Custer Gallatin National Forest releases environmental assessment for 39,000-acre project
By Moosetrack Megan

Posted: February 23, 2021

West Yellowstone, MT…On February 23, the Custer Gallatin National Forest will release the final environmental assessment, finding of no significant impact and draft decision notice for the South Plateau Area Landscape Treatment Project.   Situated just south and west of West Yellowstone, MT, the project area encompasses 39,900 acres.  This decision will guide timber and fuels treatments on a maximum of 16,462 of those acres over the next 15 years with the primary goals of increasing forest health and resiliency to insect and disease and reducing hazardous fuels.  It also calls for the closure and rehabilitation of Road 478 along the South Fork of the Madison River to improve water quality and for opening a portion of Road 1704 to maintain public access.  Project implementation activities on South Plateau are expected to begin as early as fall of 2021 and will continue for up to 15 years, including all revegetation and restorative actions.

South Plateau is part of a larger effort on the Hebgen Lake Ranger District to manage the forest for ecosystem health and public benefit.  Past and ongoing projects such as Lonesomewood II and North Hebgen lay a foundation for addressing fuels and forest health across the Hebgen Basin.   The South Plateau is dominated by lodgepole forests of similar age and poor condition that are highly susceptible to widespread and long-term loss due to natural events such as insects, disease and wildfire.  By implementing treatments on susceptible stands across the Plateau, the project gains diversity and resilience on a broad landscape scale.  This enhances wildlife and aquatic habitat as well as provides benefits to watershed conditions.  Further, by reducing hazardous fuels, the project increases the effectiveness of future fire suppression activities while reducing risk to the public and first responders during wildfire events.
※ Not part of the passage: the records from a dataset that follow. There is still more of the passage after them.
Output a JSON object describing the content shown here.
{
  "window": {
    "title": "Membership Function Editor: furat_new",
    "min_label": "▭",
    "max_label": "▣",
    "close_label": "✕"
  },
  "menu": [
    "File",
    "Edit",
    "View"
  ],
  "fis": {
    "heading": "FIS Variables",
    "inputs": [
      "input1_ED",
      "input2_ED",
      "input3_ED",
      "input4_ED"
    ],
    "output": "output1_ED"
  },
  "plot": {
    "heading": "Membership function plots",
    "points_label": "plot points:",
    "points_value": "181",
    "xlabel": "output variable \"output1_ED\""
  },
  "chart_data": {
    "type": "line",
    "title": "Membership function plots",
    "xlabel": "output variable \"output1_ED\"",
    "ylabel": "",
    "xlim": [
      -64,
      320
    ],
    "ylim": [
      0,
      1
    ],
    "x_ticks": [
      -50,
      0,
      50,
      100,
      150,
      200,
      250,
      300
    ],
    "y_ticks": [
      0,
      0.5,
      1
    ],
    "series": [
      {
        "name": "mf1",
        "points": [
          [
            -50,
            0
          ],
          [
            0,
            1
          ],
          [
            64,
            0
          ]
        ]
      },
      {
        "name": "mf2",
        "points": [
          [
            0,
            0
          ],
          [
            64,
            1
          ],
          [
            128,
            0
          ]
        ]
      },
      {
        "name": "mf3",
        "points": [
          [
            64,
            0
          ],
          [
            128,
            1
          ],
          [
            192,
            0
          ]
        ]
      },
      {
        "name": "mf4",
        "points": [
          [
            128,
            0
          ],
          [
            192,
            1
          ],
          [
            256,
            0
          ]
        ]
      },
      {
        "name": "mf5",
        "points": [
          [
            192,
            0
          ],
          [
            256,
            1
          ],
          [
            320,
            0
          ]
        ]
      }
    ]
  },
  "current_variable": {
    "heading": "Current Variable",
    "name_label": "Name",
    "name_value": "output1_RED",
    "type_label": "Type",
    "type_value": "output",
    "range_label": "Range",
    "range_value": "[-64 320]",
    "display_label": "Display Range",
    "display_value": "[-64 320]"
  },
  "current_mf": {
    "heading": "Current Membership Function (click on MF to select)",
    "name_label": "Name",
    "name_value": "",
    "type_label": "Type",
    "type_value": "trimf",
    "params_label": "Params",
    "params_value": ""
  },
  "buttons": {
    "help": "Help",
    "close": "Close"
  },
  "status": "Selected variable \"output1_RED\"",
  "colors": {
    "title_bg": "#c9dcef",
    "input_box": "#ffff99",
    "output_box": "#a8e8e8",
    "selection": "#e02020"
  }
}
The activities outlined by South Plateau incorporate an array of management treatments across multiple units within the project boundary.  Broadly these include commercial harvest, non-commercial thinning, prescribed burns, fireline/fuel break construction and restoration of beneficial species such as aspen, whitebark pine and willow.   This work will be completed by local Forest Service crews, service contracts and timber sale and/or stewardship contracts.

Analyzing South Plateau on a landscape scale is part of a strategy that aims to address forest management on a broader scale, rather than by a piecemeal approach.  It also gives managers the ability to utilize a variety of tools depending on site-specific conditions, which are assessed by specialists throughout each step of the project.  “This condition-based management provides us flexibility throughout the South Plateau project area but also establishes numerous rigid sideboards,” says Jason Brey, Hebgen Lake district ranger.  “One example of such a sideboard is setting parameters on habitat impacts for a specific wildlife species like grizzly bear or lynx.”  Consequently, throughout the life of the project, as sideboard limits layer upon each other, there is a system of checks and balances on all activities.   As a result, overall project impacts meet all environmental laws and Forest Plan direction.

The forest service heard feedback on the draft South Plateau proposal in August during a public open house as well as throughout the official public comment period.  In response to public input, the forest service incorporated another element to the project, effectively increasing grizzly bear secure habitat by 1000 acres.  Three administrative routes–routes already closed to the public but still open for administrative purposes—will be fully closed to reduce road densities and positively benefit grizzly bear secure habitat.  This will not affect any routes open to the public.

Immediately following the publishing of the legal notice, a 45-day objection period will be open for those who previously submitted official comments during the initial public comment period.  Objections, including attachments, must be filed via mail, express delivery, or messenger service: (to Objection Reviewing Officer, USDA Forest Service, Northern Region, 26 Fort Missoula Road, Missoula, MT  59804); FAX to (406) 329-3411; email to or by hand-delivery Monday through Friday 8:00 a.m. to 4:30 p.m., excluding holidays at USDA Forest Service, 26 Fort Missoula Road, Missoula, MT  59804. Formats that will be accepted for electronically submitted comments are: Word, PDF, and/or Excel.

The environmental assessment, finding of no significant impact, draft decision notice, and supporting documentation are available online at: information regarding this action can be obtained from: Amee Rief, 406-823-6975 or